The commander of U.S. Transportation Command, Air Force Gen. Darren W. McDew, hosted Defense Logistics Agency Director Air Force Lt. Gen. Andy Busch as well as leaders from the military services, combatant commanders and other officials at an executive board meeting at the McNamara Headquarters Complex August 4.
The Distribution Process Owner Executive Board convened in person and via video teleconference to collaborate and synchronize DPO initiatives among the distribution enterprise members in support of the CCMDs.
In his opening remarks, McDew expressed appreciation to the members present.
“This is one of the most important meetings that I’ll go to all year,” he said. “Hopefully, this is value added for you.”
McDew said during the year he’s spent as USTRANSCOM commander, he’s attended many meetings with the CCMDs, service chiefs and members of the Secretary of Defense staff.
“What I’m finding is, there’s really only one guy that comes to the table talking logistics — it’s me,” he said. “So it’s important for me to get a better background and understanding of how the professionals throughout this enterprise really think and where are we positioned.”

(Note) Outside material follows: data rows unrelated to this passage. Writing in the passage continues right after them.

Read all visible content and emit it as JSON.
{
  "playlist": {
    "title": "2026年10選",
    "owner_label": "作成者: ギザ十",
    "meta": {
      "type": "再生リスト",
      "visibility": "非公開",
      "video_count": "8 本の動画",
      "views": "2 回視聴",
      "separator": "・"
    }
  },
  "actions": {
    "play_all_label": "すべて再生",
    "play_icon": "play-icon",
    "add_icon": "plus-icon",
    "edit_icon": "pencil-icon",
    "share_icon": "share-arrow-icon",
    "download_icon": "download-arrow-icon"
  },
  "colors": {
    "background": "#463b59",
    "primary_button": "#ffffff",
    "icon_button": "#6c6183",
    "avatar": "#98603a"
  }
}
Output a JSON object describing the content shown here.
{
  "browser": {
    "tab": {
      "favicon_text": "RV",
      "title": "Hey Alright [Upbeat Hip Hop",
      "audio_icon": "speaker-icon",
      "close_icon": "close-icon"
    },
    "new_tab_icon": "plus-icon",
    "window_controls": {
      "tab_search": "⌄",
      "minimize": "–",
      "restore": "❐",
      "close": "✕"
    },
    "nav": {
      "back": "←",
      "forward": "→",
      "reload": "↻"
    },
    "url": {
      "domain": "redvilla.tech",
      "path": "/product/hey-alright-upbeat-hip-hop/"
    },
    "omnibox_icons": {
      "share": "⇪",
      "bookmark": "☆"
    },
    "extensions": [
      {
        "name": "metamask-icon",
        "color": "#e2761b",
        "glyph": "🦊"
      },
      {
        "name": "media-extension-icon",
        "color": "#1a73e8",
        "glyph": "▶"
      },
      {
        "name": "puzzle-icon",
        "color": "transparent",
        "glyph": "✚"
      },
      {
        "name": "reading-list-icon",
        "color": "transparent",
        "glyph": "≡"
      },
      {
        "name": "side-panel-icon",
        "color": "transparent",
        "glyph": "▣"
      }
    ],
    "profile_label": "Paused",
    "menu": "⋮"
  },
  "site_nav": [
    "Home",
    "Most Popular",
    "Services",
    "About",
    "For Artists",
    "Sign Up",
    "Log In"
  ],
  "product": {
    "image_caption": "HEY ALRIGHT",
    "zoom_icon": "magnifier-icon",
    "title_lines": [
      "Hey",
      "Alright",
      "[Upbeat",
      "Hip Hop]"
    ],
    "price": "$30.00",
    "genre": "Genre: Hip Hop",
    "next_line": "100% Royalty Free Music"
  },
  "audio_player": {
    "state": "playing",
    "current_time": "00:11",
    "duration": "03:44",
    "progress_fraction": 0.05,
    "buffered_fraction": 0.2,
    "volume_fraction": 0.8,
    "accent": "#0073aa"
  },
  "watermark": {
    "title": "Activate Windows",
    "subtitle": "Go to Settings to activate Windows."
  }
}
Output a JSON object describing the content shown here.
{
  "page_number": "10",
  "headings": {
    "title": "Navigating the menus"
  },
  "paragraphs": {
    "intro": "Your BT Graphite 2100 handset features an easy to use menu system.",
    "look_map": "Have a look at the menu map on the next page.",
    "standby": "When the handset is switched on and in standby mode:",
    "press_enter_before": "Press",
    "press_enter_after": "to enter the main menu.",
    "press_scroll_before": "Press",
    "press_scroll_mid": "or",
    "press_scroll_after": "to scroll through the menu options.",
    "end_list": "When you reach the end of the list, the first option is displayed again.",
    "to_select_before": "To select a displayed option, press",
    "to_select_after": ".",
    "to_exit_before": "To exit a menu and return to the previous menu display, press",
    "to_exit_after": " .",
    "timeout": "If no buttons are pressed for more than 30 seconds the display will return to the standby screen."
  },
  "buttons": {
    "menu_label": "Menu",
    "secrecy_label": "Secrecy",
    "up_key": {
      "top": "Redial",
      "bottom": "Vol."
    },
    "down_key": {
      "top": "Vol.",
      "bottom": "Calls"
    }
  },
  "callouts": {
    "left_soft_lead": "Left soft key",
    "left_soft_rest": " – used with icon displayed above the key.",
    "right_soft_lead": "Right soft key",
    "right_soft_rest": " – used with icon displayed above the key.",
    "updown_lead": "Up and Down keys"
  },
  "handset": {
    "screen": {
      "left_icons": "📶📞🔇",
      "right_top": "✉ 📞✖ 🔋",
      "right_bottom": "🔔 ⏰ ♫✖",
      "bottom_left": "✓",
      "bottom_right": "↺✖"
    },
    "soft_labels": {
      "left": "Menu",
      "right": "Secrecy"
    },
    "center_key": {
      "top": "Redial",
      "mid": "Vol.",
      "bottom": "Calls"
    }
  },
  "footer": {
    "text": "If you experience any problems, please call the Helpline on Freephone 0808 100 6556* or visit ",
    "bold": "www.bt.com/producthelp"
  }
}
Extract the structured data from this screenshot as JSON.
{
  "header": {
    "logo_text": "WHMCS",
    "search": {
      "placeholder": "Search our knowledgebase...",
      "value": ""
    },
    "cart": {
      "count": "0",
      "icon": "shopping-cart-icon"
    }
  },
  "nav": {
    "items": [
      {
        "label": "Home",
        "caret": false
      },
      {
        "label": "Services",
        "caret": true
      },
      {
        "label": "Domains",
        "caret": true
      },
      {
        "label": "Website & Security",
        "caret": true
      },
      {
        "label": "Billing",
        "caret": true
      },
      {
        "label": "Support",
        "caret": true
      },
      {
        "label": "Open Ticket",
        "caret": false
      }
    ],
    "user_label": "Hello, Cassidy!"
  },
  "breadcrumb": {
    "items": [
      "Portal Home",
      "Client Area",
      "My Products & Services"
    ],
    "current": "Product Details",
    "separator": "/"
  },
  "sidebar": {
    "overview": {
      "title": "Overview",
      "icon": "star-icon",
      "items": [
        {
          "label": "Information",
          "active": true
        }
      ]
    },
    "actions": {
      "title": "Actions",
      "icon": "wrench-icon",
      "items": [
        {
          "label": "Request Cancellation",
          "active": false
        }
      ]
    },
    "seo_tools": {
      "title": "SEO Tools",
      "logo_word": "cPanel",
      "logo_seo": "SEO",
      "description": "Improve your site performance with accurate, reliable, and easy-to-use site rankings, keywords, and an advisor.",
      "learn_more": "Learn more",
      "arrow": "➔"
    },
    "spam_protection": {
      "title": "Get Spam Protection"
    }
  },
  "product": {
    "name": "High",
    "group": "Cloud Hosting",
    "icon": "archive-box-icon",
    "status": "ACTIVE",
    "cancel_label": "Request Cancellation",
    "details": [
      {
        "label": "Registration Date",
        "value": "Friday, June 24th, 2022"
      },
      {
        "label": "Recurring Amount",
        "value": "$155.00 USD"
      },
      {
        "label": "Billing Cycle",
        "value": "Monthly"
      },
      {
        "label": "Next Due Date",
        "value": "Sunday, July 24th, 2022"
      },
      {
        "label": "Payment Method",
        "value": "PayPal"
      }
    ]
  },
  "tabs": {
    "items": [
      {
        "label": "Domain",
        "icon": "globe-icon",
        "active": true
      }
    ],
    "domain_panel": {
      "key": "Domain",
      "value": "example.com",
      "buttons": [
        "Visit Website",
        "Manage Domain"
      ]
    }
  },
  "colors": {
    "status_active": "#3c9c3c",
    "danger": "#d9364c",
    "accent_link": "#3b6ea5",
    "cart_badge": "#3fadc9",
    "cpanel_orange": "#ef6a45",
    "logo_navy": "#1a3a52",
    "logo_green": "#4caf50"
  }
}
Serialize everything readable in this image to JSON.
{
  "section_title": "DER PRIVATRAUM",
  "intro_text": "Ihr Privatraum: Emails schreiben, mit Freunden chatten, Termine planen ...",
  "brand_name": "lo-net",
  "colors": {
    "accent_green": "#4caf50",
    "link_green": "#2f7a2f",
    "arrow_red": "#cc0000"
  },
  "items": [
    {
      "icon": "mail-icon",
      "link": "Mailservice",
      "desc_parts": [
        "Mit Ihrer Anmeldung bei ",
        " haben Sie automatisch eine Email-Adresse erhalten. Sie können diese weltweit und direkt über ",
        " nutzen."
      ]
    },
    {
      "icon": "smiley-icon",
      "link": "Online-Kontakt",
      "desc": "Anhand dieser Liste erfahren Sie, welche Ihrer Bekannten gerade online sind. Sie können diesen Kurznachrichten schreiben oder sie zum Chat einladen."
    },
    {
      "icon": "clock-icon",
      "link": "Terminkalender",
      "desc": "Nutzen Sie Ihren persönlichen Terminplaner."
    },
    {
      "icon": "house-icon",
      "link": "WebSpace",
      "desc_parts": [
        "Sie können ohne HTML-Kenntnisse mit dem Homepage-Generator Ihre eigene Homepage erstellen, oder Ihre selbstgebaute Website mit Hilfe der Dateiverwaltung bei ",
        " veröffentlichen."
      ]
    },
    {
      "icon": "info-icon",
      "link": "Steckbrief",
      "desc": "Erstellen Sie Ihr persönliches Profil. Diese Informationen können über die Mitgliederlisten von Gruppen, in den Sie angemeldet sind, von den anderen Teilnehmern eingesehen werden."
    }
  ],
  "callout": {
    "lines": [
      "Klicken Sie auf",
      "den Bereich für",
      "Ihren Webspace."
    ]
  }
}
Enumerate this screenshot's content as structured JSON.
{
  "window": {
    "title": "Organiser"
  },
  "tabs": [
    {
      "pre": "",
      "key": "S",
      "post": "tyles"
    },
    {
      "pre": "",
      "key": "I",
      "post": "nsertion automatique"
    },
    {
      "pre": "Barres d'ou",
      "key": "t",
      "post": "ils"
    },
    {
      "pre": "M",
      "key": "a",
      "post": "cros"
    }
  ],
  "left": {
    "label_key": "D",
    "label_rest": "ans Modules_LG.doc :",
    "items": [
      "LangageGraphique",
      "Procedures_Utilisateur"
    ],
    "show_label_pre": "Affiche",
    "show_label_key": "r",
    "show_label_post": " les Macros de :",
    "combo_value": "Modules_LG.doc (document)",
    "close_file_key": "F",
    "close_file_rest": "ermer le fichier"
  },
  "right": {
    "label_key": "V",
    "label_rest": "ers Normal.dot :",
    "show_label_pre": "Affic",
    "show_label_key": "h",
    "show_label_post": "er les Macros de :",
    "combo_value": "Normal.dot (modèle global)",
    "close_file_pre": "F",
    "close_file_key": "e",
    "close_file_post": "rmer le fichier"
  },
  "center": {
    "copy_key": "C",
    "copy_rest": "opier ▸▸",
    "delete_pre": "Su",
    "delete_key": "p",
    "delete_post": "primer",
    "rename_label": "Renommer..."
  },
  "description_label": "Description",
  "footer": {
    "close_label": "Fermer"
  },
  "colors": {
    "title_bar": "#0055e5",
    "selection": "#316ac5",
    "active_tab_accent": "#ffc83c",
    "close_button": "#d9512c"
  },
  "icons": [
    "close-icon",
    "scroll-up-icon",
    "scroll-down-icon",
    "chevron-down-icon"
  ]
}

McDew said one of the first questions he was asked when he arrived at USTRANSCOM was, ‘What is DPO?’ and he related the difficulty in defining the DPO’s role.
“If I went around this room and asked you what it was, we’d all have a different opinion; that bothers me a bit,” he said. “I think we need to figure out what the DPOs are, what we want from them, where we’re going and how we’re going to change this forum.”
McDew said the importance of the executive board meetings and his role as “global logistics ambassador” could not be overstated.
“This forum will actually do things that we need it to do and have the influence with the decision makers that we need it to have,” he said. “As we transition administrations, there’s an opportunity to make more of an impact.”
In addition to defining the DPOs’ role, board members discussed a variety of topics including strategic mobility, joint deployment readiness, combatant commanders’ perspective, optimizing storage and distribution and cybersecurity.
During closing comments, Busch responded to McDew’s gratitude for the use of DLA’s conference room. “Sir, your use of this facility is built into our rates,” Busch quipped.
Busch informed the board that he was working with DLA’s Logistics Operations director, Rear Adm. Vincent Griffith, on the regional command and control structure in the overseas commands.
“The first thing we’ve done is a customer-facing initiative to rationalize the amount of support that have out there, because that wasn’t entirely clear how we built that layer by layer,” he said. “The second and probably more visible thing that you’ll see is the alignment of all the assets that are in your respective theaters to those regional commanders.”
Busch thanked McDew for the invitation to the executive board, and McDew said he wanted to change the occurrence of the meetings from once a year to every six months.
“Please think of us, all of us, as one enterprise that we can all speak to, for and about each other,” McDew said. “I consider myself a collaborative decision maker. I put ‘collaborative’ up front, but the big word you should hear is decision maker.”
He urged the board members to continue to provide him input and keep the lines of communication open.
“Leverage my ability to sit at the table,” McDew said. “Hold us accountable for the things we say we do well, and make us do them.”